BEGIN
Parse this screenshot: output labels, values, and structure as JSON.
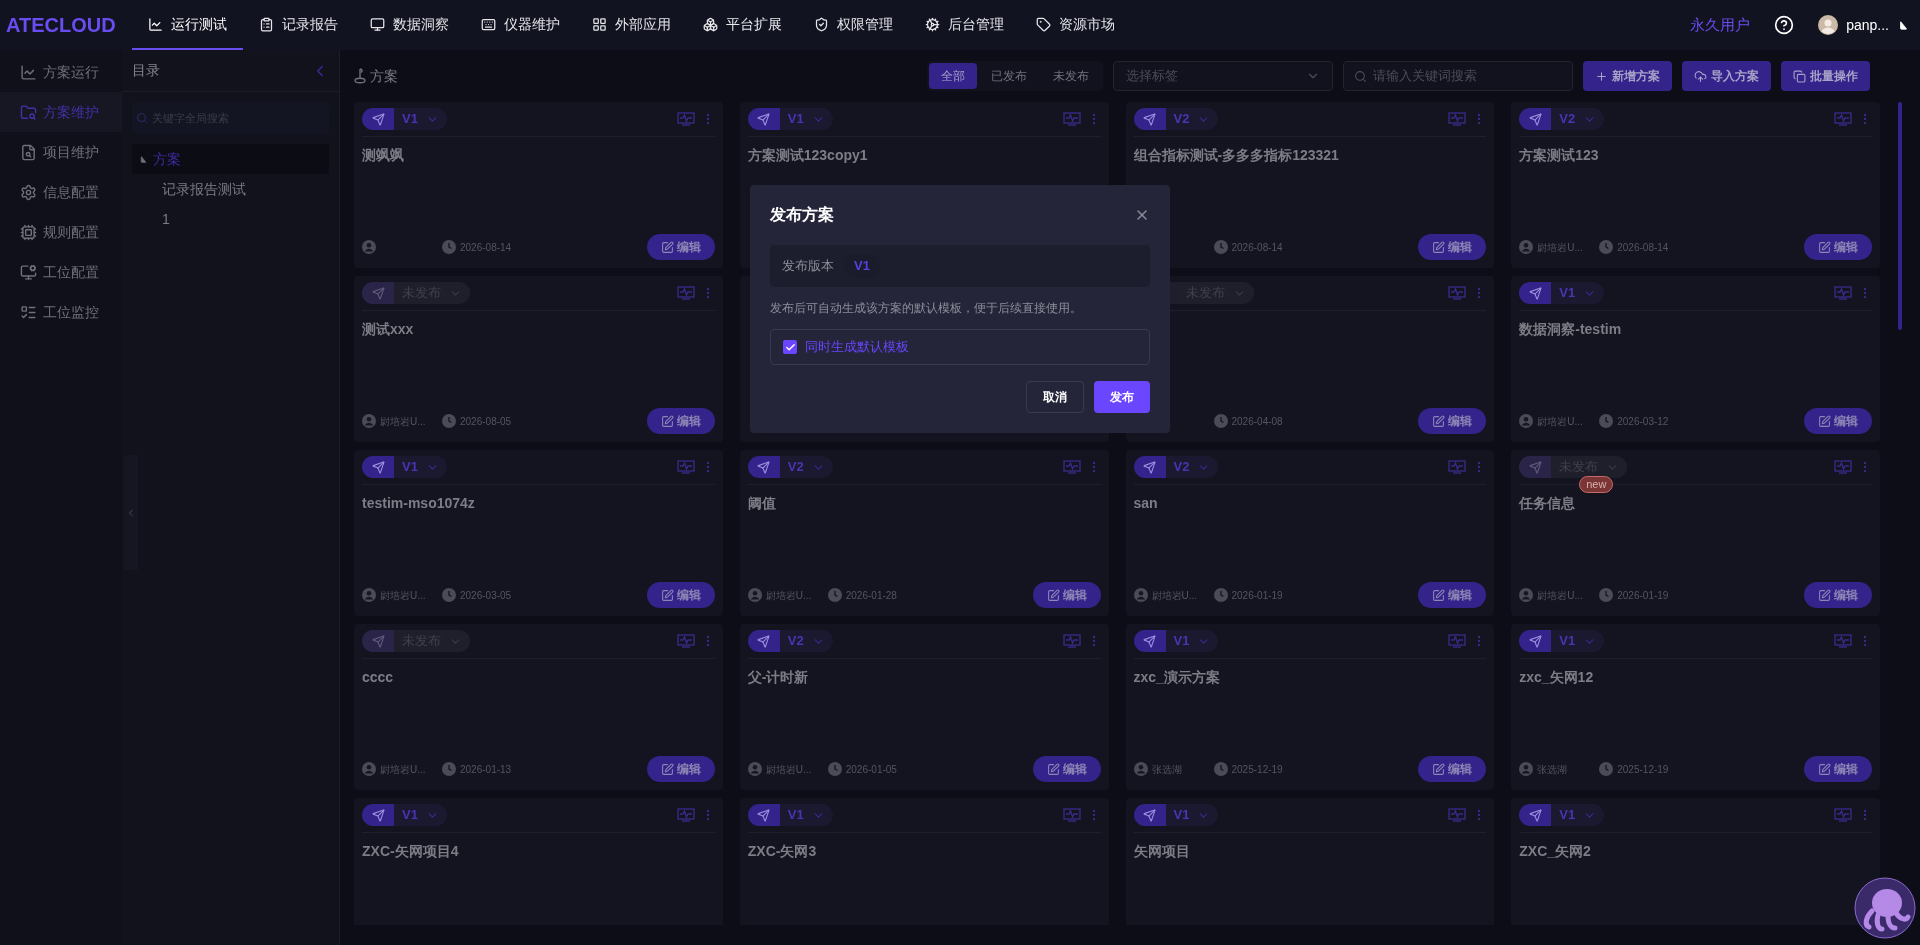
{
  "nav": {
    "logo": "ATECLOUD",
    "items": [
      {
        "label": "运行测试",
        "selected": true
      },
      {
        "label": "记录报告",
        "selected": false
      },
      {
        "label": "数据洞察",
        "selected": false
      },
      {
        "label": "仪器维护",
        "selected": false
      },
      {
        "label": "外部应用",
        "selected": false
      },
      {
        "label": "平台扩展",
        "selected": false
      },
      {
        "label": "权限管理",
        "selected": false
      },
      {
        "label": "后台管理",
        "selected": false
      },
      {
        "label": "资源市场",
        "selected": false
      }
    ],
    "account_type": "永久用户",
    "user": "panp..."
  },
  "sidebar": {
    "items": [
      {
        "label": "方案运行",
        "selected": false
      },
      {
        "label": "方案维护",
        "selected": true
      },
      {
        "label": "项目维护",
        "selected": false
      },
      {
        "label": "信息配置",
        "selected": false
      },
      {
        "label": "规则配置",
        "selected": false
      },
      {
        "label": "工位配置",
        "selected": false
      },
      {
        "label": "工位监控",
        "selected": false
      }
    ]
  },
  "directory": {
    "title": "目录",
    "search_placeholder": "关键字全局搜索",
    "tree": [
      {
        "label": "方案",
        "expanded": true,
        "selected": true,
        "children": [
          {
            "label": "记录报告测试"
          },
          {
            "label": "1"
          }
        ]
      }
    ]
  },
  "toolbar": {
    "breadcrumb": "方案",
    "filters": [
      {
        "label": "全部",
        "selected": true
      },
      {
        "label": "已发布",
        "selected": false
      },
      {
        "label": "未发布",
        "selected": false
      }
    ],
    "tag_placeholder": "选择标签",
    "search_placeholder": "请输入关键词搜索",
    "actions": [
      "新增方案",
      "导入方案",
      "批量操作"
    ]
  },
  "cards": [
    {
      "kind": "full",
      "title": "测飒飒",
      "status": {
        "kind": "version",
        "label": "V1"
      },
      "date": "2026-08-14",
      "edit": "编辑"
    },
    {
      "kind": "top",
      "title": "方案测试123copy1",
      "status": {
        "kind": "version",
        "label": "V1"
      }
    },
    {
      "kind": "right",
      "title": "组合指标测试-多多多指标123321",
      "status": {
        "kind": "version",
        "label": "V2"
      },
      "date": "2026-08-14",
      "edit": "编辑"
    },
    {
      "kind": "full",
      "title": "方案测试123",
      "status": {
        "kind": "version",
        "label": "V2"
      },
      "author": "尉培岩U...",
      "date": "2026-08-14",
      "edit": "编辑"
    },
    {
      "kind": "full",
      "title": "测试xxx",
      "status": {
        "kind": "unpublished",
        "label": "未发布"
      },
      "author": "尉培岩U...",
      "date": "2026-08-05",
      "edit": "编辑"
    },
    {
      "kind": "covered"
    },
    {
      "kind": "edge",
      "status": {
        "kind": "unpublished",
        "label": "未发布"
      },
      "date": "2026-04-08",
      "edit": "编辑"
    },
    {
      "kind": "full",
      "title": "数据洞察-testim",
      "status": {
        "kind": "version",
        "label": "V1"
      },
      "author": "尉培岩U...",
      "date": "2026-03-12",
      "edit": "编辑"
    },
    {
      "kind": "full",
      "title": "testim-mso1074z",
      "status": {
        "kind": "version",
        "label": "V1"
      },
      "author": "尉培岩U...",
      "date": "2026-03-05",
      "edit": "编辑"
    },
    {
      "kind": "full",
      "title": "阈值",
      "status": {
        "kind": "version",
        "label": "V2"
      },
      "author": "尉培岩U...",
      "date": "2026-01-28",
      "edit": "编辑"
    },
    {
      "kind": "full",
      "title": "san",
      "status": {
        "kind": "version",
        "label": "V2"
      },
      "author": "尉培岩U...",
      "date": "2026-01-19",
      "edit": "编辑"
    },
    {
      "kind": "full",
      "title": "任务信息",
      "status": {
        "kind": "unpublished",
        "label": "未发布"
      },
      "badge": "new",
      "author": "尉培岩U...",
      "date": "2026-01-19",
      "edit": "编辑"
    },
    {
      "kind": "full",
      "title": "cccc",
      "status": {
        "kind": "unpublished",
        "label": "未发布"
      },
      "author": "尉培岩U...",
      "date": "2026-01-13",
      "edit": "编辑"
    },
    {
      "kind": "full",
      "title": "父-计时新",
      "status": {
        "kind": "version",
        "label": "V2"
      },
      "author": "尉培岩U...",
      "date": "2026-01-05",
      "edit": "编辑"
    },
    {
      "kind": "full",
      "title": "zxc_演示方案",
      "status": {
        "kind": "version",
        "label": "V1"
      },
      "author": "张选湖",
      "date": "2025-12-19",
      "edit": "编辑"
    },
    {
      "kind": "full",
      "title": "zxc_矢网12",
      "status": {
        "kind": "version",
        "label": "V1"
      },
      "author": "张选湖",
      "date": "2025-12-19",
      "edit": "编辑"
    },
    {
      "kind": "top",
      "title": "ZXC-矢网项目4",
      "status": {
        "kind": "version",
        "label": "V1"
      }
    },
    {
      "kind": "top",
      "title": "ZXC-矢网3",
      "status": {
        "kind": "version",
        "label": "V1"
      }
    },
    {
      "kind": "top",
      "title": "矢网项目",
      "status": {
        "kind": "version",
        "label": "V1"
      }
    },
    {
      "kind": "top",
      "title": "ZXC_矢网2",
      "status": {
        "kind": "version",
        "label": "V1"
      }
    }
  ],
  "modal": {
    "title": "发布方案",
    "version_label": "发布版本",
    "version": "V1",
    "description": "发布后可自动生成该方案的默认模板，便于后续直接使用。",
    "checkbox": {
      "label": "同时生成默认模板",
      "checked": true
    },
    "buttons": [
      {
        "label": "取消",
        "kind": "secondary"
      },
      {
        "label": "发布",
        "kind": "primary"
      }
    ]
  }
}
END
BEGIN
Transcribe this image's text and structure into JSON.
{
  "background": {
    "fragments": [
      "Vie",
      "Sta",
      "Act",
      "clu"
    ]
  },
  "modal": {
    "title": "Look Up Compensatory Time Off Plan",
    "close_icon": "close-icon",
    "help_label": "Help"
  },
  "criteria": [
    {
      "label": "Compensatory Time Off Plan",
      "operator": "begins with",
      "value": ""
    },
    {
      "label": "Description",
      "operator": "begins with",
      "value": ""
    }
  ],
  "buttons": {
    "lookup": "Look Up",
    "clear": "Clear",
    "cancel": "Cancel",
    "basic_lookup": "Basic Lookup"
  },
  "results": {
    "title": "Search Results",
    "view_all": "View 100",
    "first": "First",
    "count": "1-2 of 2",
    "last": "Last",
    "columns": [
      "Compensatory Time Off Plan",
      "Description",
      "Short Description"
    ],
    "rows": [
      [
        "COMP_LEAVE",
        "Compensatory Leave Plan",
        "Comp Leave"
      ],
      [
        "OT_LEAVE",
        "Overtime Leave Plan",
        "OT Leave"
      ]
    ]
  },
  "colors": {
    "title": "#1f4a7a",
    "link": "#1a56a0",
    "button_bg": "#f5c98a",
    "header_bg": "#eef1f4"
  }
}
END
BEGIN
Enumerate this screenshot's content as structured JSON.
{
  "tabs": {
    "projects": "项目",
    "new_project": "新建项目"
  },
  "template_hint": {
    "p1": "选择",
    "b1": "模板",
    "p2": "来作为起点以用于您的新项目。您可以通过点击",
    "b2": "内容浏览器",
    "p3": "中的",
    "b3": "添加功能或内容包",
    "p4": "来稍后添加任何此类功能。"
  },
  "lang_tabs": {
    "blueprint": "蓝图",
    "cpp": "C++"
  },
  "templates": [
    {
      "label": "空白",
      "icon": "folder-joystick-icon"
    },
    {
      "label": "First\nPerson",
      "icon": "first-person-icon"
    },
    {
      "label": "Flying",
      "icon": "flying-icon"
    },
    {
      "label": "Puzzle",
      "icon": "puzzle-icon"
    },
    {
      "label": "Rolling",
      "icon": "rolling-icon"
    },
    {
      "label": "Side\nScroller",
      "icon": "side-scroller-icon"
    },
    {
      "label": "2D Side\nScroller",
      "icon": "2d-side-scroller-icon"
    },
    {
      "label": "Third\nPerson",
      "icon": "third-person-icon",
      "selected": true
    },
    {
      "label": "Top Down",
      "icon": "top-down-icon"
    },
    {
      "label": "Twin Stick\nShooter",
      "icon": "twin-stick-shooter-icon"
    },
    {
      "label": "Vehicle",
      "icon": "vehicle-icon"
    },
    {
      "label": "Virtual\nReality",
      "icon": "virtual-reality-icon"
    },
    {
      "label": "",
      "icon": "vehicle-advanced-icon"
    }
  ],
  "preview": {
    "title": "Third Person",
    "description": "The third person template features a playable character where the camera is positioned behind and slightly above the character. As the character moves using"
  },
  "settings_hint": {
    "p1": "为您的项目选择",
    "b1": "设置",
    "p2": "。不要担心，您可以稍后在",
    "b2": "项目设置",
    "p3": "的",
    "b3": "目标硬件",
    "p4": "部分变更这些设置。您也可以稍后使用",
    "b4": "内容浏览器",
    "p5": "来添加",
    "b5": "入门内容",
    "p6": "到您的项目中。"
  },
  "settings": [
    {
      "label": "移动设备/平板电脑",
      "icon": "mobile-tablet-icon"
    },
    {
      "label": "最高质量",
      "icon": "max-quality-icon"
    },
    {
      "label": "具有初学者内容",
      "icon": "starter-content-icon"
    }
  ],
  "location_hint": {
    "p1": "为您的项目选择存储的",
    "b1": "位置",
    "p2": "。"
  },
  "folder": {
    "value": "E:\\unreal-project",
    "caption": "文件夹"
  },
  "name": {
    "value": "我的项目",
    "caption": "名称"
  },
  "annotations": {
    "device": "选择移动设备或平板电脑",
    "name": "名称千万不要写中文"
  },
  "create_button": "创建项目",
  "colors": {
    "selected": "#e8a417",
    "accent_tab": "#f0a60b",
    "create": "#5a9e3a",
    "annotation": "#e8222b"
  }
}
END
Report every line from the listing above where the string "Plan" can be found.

    "title": "Look Up Compensatory Time Off Plan",
      "label": "Compensatory Time Off Plan",
      "Compensatory Time Off Plan",
        "Compensatory Leave Plan",
        "Overtime Leave Plan",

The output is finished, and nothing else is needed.